Anyone who has been searching for more information about lean software development will have almost certainly been met by more difficult jargon, such as: lean principles; lean manufacturing; and Agile software development.
So if you’re struggling to get your head around what this idea is all about, we’re going to attempt to simplify it for you with our guide to lean software development.
What is the lean concept?
To understand lean software development, you must first understand the idea of the lean concept. Lean is actually a production and manufacturing process that outlines that spending on resources that do anything other than create value for the end consumer is actually wasteful. Therefore, this spending can usually be eliminated.
So in other words, lean is all about efficiency. It means decreasing waste, optimising workflow and preserving work with less work. One of the earliest practisers of the lean manufacturing idea was Toyota: all the way back in the 1980s.
To know lean… you must think lean
To understand lean software development, let’s explain the key principles behind the lean concept. There are seven basic ideas:
Focus on the purpose of something’s use rather than simply looking to meet set standards. Try to create solutions that meet consumer’s unique problems and work with the idea of “try it, test it, fix it”. According to M & T Poppendieck in Lean Software Development: 2003, Chapter Two, design of lean software is best focused on repeated but short cycles of investigation, followed by experimentation and close checking of results.
Feedback is important as it helps to speed up development and future improvements. During these sessions your team can learn more about problems and find solutions.
With lean software development, it’s vital that usability is consistent and that there is a clear balance between efficiency, responsiveness, flexibility and maintainability.
To help build integrity within, customer tests should be provided; complex systems should be presented in a way that is easy for consumers to follow and understand; and information should be transferred in small batches rather than large. The architecture should be simple without repeated code or unnecessary features.
Anything that doesn’t add value to a product can be removed. This could range from bureaucracy and internal processes to unnecessary functionality and coding.
Empower the team
According to the lean software development concept, an empowered team will look at the whole system rather than just their own area of expertise. They should be allowed to design their own working practises; and have the ability to understand and transform those practises to make them more efficient.
Management’s role should be to train and assist these teams: but to ultimately allow them to make their own decisions. For management, it’s about asking questions like “what would help you do your job faster?” and helping to make a list of good and bad practises.
Deliver as fast as possible

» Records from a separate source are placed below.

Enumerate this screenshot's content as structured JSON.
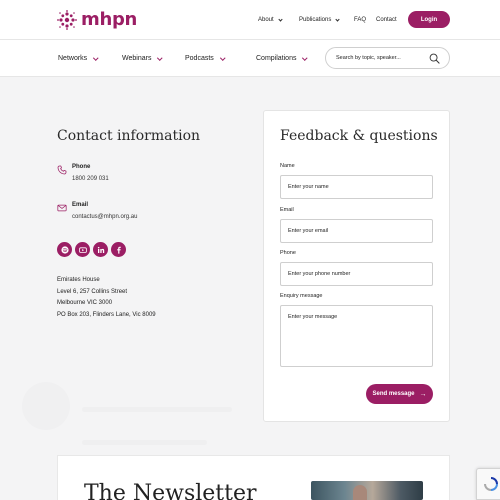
{
  "brand": {
    "name": "mhpn",
    "color": "#9b1e64"
  },
  "topnav": {
    "about": "About",
    "publications": "Publications",
    "faq": "FAQ",
    "contact": "Contact",
    "login": "Login"
  },
  "subnav": {
    "items": [
      {
        "label": "Networks"
      },
      {
        "label": "Webinars"
      },
      {
        "label": "Podcasts"
      },
      {
        "label": "Compilations"
      }
    ],
    "search": {
      "placeholder": "Search by topic, speaker..."
    }
  },
  "contact": {
    "title": "Contact information",
    "phone": {
      "label": "Phone",
      "value": "1800 209 031"
    },
    "email": {
      "label": "Email",
      "value": "contactus@mhpn.org.au"
    },
    "socials": [
      "spotify-icon",
      "youtube-icon",
      "linkedin-icon",
      "facebook-icon"
    ],
    "address": [
      "Emirates House",
      "Level 6, 257 Collins Street",
      "Melbourne VIC 3000",
      "PO Box 203, Flinders Lane, Vic 8009"
    ]
  },
  "feedback": {
    "title": "Feedback & questions",
    "name_label": "Name",
    "name_placeholder": "Enter your name",
    "email_label": "Email",
    "email_placeholder": "Enter your email",
    "phone_label": "Phone",
    "phone_placeholder": "Enter your phone number",
    "message_label": "Enquiry message",
    "message_placeholder": "Enter your message",
    "send_label": "Send message"
  },
  "newsletter": {
    "title": "The Newsletter"
  }
}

Customers want fast delivery: and giving them this also means they have less chance to change their mind. Delivering quickly also gives you more time to make decisions: if you deliver in less than a week, then you have up until that delivery date to make last minute changes. So the key here is to reduce the time it takes to get from one end of the cycle process to the other: this will mean a steady rate of arrival and certainty; and understanding which processes will take longer than others.
Decide as late as possible
You can’t predict the future… so try and maintain flexibility until absolute certainty is established. This should be the last possible responsible moment: the moment at which failing to make a decision would lead to other problems.
To do this you need to develop a clear sense of when decisions should be made; and know what is critically important for your software. Try and use feedback and real time information to help drive your decision making process.
See the whole
Remember that a system is not just the sum of its parts: it is actually a product of a series of interactions. It’s vital to address the root cause of problems rather than just the symptoms. It’s also important not to focus on individual performance metrics: and to instead only measure what needs to be measured.
So what is Agile software development?
Agile is basically a name that has been given to these software development processes that focus on adaptive planning; flexibility; continuous improvement; and evolution during development.
In other words, it is incorporating the lean software development processes into a larger picture with a clear manifesto and practises in place.
Is lean software development right for your business?
In short, lean software development is about common sense. It means being flexible, thoughtful and up-to-date: basing decisions on consumer feedback and real-time information while eliminating anything that’s unnecessary and that could cost your business money without producing any direct results. In this regard, going “lean” has benefits for almost any business: it’s just about applying them to your individual needs.